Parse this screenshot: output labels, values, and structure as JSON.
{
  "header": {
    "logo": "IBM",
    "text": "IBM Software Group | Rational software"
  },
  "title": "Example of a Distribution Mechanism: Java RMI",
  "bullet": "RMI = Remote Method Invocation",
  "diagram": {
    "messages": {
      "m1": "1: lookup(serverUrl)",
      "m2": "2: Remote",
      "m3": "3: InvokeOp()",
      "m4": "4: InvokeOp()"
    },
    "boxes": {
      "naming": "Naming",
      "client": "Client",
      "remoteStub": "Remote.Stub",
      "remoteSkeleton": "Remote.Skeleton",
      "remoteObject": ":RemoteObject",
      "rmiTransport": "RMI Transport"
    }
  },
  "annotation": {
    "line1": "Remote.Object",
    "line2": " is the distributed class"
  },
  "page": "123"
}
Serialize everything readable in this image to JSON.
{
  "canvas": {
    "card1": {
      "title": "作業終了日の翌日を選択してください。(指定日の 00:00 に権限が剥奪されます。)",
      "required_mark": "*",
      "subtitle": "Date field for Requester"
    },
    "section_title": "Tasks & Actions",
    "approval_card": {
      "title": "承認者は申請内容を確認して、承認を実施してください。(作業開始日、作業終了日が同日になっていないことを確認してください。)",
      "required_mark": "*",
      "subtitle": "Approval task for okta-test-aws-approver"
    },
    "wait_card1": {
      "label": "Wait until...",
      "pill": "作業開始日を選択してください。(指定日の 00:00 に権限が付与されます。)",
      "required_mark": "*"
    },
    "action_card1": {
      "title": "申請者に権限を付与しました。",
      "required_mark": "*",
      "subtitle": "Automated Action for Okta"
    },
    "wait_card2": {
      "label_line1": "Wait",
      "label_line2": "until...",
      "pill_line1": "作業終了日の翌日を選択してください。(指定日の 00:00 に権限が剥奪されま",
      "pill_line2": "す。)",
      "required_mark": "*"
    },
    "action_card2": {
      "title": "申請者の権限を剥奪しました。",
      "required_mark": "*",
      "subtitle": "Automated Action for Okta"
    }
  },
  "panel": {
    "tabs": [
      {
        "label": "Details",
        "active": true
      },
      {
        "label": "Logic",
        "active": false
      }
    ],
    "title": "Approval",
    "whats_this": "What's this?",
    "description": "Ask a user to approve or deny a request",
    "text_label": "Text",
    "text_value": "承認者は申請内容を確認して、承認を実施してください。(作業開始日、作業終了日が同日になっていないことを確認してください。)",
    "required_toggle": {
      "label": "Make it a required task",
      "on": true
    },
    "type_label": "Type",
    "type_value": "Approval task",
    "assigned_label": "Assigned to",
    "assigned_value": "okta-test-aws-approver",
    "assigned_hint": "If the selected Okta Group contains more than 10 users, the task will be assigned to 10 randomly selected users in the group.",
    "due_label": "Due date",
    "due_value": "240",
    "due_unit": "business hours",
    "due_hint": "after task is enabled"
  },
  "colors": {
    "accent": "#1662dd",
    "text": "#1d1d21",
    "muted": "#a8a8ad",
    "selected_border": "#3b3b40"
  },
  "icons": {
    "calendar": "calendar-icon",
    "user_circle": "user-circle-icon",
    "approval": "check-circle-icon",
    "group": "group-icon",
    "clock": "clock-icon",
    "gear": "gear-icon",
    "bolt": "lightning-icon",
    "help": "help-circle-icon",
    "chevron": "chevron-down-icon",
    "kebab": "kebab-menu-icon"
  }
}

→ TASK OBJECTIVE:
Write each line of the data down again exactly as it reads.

→ ANSWER SPACE:
Parse this screenshot: output labels, values, and structure as JSON.
{
  "header": {
    "logo": "IBM",
    "text": "IBM Software Group | Rational software"
  },
  "title": "Example of a Distribution Mechanism: Java RMI",
  "bullet": "RMI = Remote Method Invocation",
  "diagram": {
    "messages": {
      "m1": "1: lookup(serverUrl)",
      "m2": "2: Remote",
      "m3": "3: InvokeOp()",
      "m4": "4: InvokeOp()"
    },
    "boxes": {
      "naming": "Naming",
      "client": "Client",
      "remoteStub": "Remote.Stub",
      "remoteSkeleton": "Remote.Skeleton",
      "remoteObject": ":RemoteObject",
      "rmiTransport": "RMI Transport"
    }
  },
  "annotation": {
    "line1": "Remote.Object",
    "line2": " is the distributed class"
  },
  "page": "123"
}
Serialize everything readable in this image to JSON.
{
  "canvas": {
    "card1": {
      "title": "作業終了日の翌日を選択してください。(指定日の 00:00 に権限が剥奪されます。)",
      "required_mark": "*",
      "subtitle": "Date field for Requester"
    },
    "section_title": "Tasks & Actions",
    "approval_card": {
      "title": "承認者は申請内容を確認して、承認を実施してください。(作業開始日、作業終了日が同日になっていないことを確認してください。)",
      "required_mark": "*",
      "subtitle": "Approval task for okta-test-aws-approver"
    },
    "wait_card1": {
      "label": "Wait until...",
      "pill": "作業開始日を選択してください。(指定日の 00:00 に権限が付与されます。)",
      "required_mark": "*"
    },
    "action_card1": {
      "title": "申請者に権限を付与しました。",
      "required_mark": "*",
      "subtitle": "Automated Action for Okta"
    },
    "wait_card2": {
      "label_line1": "Wait",
      "label_line2": "until...",
      "pill_line1": "作業終了日の翌日を選択してください。(指定日の 00:00 に権限が剥奪されま",
      "pill_line2": "す。)",
      "required_mark": "*"
    },
    "action_card2": {
      "title": "申請者の権限を剥奪しました。",
      "required_mark": "*",
      "subtitle": "Automated Action for Okta"
    }
  },
  "panel": {
    "tabs": [
      {
        "label": "Details",
        "active": true
      },
      {
        "label": "Logic",
        "active": false
      }
    ],
    "title": "Approval",
    "whats_this": "What's this?",
    "description": "Ask a user to approve or deny a request",
    "text_label": "Text",
    "text_value": "承認者は申請内容を確認して、承認を実施してください。(作業開始日、作業終了日が同日になっていないことを確認してください。)",
    "required_toggle": {
      "label": "Make it a required task",
      "on": true
    },
    "type_label": "Type",
    "type_value": "Approval task",
    "assigned_label": "Assigned to",
    "assigned_value": "okta-test-aws-approver",
    "assigned_hint": "If the selected Okta Group contains more than 10 users, the task will be assigned to 10 randomly selected users in the group.",
    "due_label": "Due date",
    "due_value": "240",
    "due_unit": "business hours",
    "due_hint": "after task is enabled"
  },
  "colors": {
    "accent": "#1662dd",
    "text": "#1d1d21",
    "muted": "#a8a8ad",
    "selected_border": "#3b3b40"
  },
  "icons": {
    "calendar": "calendar-icon",
    "user_circle": "user-circle-icon",
    "approval": "check-circle-icon",
    "group": "group-icon",
    "clock": "clock-icon",
    "gear": "gear-icon",
    "bolt": "lightning-icon",
    "help": "help-circle-icon",
    "chevron": "chevron-down-icon",
    "kebab": "kebab-menu-icon"
  }
}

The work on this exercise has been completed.